Philadelphia’s Ink & Dagger was an unusual hardcore band. Over the course of its career, the band played a hypnotic fusion of aggro punk riffs and noisy techno. Ink & Dagger dented the indie circuit with this sonic stew coupled with, at least in the beginning, a dramatic vampire theme that Vampire Weekend picked up on brought fame a few years later.
“It was very discouraging to have people only see us as ‘that emo-goth-core band that wears makeup’ when there was much, much more to the puzzle,” singer Sean Patrick McCabe said in an interview with Ink19, a fanzine. “I can understand that some people never really took this band seriously,” he added.

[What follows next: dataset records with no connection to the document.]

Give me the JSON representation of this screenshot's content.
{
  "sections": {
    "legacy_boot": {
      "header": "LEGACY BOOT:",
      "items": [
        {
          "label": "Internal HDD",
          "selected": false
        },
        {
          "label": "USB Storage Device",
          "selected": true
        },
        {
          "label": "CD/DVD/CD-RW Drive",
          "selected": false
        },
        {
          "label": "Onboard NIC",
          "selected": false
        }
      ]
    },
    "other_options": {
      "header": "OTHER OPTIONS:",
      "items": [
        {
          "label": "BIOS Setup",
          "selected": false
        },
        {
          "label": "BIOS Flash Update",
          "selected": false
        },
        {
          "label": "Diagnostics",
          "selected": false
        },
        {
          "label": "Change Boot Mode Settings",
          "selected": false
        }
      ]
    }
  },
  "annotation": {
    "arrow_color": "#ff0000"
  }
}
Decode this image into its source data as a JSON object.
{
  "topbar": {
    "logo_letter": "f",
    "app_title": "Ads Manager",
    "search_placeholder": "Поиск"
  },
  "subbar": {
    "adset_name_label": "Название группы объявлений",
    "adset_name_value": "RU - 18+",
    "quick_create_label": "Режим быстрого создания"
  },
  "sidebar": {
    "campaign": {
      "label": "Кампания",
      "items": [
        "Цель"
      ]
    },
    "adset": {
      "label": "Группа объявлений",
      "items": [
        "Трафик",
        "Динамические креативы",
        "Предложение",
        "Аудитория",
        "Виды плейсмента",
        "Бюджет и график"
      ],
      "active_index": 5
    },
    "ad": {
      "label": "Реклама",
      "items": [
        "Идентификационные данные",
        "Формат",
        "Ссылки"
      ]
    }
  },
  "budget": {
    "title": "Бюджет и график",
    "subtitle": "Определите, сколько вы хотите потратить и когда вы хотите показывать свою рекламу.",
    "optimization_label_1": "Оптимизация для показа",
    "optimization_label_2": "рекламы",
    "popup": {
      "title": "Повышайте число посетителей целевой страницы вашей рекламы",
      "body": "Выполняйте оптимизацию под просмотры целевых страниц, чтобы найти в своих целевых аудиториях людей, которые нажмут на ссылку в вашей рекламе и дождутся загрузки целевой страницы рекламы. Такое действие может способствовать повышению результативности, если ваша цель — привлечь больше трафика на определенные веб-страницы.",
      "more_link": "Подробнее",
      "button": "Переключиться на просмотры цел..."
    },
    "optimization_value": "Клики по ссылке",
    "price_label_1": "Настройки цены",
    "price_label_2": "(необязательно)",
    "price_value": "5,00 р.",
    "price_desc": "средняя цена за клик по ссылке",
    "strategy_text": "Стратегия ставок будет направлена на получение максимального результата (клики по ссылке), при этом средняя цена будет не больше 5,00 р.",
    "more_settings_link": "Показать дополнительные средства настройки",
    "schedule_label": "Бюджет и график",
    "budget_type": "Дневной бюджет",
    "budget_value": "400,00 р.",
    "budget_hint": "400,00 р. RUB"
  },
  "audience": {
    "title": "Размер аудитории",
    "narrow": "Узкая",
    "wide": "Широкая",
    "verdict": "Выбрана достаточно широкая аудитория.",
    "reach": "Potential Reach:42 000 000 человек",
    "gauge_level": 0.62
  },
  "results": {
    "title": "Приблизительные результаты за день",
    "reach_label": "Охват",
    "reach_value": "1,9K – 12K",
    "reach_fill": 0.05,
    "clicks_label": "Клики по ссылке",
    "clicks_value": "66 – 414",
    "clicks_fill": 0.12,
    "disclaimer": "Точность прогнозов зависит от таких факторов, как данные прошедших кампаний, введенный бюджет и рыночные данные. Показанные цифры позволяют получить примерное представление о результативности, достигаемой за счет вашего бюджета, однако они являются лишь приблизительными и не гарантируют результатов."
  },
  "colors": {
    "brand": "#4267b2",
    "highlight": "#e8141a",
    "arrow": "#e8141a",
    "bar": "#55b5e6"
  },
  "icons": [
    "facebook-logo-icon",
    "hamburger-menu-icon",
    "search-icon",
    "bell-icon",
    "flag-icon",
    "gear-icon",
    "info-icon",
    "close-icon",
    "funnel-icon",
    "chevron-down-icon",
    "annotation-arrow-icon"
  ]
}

The group might seem odd to the uninitiated, but behind the noise and makeup it was a reflective punk unit fuelled by McCabe’s fiery but intelligent lyrics and a propensity to shock. “Think of a vampire as a metaphor for the world,” says Robby Redcheeks, Ink & Dagger’s former roommate and road manager. “Blood is a person’s energy and vampires feed off of it. It had nothing to do with vampires per se, but was more a metaphor for punk rock and the society.”
“Sean McCabe was an unexplainable force,” Robby says, “ One of the most intelligent people I’ve ever known and also one of the craziest.”
Ink & Dagger were extremely influential in the Philly hardcore scene, but it was only later that they reached a wider audience—a few years after they disbanded when the creators of Amped, a the snowboarding video game for Microsoft Xbox, snatched three songs from The Fine Art Of Original Sin without permission. The theft was settled out of court in 2006.
In 2000, shortly after finishing Ink & Dagger’s third and final album and on his way to a new job, McCabe asphyxiated in an Indiana motel room. He was 27 years old.